Britain's Prince Philip, husband of Queen Elizabeth II, has died, Buckingham Palace said Friday. He was 99.
"It is with deep sorrow that Her Majesty The Queen announces the death of her beloved husband, His Royal Highness The Prince Philip, Duke of Edinburgh," the palace said in a statement. "The Royal Family join with people around the world in mourning his loss."
The prince "passed away peacefully" on Friday morning at Windsor Castle, according to the palace. He had recently spent a month in the hospital, returning to the castle on March 16.
British Prime Minister Boris Johnson expressed his condolences in a statement, saying, "Prince Philip earned the affection of generations here in the United Kingdom, across the Commonwealth and around the world."
"Like the expert carriage driver that he was he helped to steer the royal family and the monarchy so that it remains an institution indisputably vital to the balance and happiness of our national life," Johnson said.
Born Prince Philip of Greece and Denmark, he married then Princess Elizabeth in 1947 and spent around 70 years supporting the queen before retiring from royal duties in 2017.
He was a patron of many organizations, including serving as the president of the World Wide Fund for Nature, and actively promoted causes in environmental protection, science and sports.
A naval commander during World War II, he had also spoken about being in Tokyo during Japan's surrender in 1945.
Prince Philip had close exchanges with the Japanese imperial family, with then Japanese Emperor Akihito and Empress Michiko visiting Britain as a state guest in 1998.
In 2001, he also met with Japanese Emperor Naruhito at Windsor Castle when he visited Britain as crown prince, and gave the Japanese royal a tour of a library in the castle.
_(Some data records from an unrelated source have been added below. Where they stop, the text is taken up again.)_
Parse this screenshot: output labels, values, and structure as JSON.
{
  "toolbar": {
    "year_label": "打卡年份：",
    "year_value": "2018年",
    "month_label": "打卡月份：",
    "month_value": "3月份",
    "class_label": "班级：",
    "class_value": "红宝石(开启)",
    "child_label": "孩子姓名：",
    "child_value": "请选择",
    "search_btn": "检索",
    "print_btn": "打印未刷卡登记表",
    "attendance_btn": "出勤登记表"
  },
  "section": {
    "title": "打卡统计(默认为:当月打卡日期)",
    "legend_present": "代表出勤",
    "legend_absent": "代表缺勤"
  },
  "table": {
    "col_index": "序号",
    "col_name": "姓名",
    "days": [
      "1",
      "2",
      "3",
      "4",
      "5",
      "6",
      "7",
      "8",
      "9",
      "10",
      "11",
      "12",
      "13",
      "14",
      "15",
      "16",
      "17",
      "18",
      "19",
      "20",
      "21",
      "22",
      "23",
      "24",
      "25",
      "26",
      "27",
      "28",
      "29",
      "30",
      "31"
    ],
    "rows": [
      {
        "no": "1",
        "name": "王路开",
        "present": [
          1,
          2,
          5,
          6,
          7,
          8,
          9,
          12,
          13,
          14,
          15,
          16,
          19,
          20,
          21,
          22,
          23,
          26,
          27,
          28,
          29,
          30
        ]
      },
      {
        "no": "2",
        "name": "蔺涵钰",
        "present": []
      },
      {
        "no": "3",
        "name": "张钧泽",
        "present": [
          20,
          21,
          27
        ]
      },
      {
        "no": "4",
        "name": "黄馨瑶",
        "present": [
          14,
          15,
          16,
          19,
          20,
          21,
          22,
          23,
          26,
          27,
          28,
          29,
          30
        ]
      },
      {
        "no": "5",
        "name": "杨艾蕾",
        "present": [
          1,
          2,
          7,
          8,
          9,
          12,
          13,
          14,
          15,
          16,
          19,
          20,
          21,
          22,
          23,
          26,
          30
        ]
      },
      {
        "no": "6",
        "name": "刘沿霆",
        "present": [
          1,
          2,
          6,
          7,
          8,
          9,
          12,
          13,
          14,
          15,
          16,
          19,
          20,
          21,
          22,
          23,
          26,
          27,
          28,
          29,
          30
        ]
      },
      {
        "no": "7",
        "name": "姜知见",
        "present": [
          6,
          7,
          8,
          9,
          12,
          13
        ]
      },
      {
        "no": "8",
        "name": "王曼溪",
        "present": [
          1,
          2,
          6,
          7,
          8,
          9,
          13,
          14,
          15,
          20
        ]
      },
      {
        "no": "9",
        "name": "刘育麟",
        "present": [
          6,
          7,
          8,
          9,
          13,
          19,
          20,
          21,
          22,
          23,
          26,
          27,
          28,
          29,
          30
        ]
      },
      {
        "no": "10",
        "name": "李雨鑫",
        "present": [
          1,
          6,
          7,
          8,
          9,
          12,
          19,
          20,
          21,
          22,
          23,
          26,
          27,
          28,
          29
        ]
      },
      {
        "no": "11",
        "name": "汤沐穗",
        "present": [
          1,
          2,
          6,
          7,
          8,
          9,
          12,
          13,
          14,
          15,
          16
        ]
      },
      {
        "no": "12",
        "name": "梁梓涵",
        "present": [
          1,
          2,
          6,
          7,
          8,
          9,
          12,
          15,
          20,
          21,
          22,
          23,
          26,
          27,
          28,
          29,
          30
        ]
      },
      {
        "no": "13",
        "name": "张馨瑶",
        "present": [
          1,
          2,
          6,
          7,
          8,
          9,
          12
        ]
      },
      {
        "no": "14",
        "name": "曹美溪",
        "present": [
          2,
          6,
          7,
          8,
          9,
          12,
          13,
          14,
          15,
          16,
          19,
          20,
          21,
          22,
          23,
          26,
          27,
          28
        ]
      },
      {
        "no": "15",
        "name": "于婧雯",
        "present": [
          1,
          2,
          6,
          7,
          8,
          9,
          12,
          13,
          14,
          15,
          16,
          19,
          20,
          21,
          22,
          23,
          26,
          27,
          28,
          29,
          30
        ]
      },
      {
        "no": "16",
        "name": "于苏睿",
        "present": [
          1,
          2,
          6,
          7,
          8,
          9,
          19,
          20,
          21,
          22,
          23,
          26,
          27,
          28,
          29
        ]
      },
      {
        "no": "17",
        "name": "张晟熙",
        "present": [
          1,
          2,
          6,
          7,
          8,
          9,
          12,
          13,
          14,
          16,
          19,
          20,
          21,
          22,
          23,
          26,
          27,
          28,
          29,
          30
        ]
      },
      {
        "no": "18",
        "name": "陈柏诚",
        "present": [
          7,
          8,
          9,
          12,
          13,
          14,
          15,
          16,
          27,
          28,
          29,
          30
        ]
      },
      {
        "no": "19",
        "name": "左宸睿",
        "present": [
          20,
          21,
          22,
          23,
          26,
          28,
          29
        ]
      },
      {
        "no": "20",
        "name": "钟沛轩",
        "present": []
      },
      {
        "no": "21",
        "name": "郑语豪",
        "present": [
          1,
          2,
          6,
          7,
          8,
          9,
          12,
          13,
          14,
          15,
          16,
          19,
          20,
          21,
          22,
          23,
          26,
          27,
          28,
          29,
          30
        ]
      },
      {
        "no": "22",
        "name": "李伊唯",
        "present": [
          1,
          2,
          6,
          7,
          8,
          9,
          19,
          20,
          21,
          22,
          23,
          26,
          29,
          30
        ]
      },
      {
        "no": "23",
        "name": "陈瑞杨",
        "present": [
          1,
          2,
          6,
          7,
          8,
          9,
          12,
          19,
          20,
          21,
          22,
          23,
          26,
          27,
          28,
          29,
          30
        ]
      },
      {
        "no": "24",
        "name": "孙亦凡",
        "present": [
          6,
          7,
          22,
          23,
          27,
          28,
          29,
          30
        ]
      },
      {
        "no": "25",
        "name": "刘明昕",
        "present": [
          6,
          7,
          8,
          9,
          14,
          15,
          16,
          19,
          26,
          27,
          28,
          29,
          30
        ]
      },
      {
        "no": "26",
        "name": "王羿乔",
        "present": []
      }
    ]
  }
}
Prince Philip also visited Japan several times, including as part of WWF activities.
Prince Charles, heir to the British throne, is the eldest of Prince Philip's four children with the queen.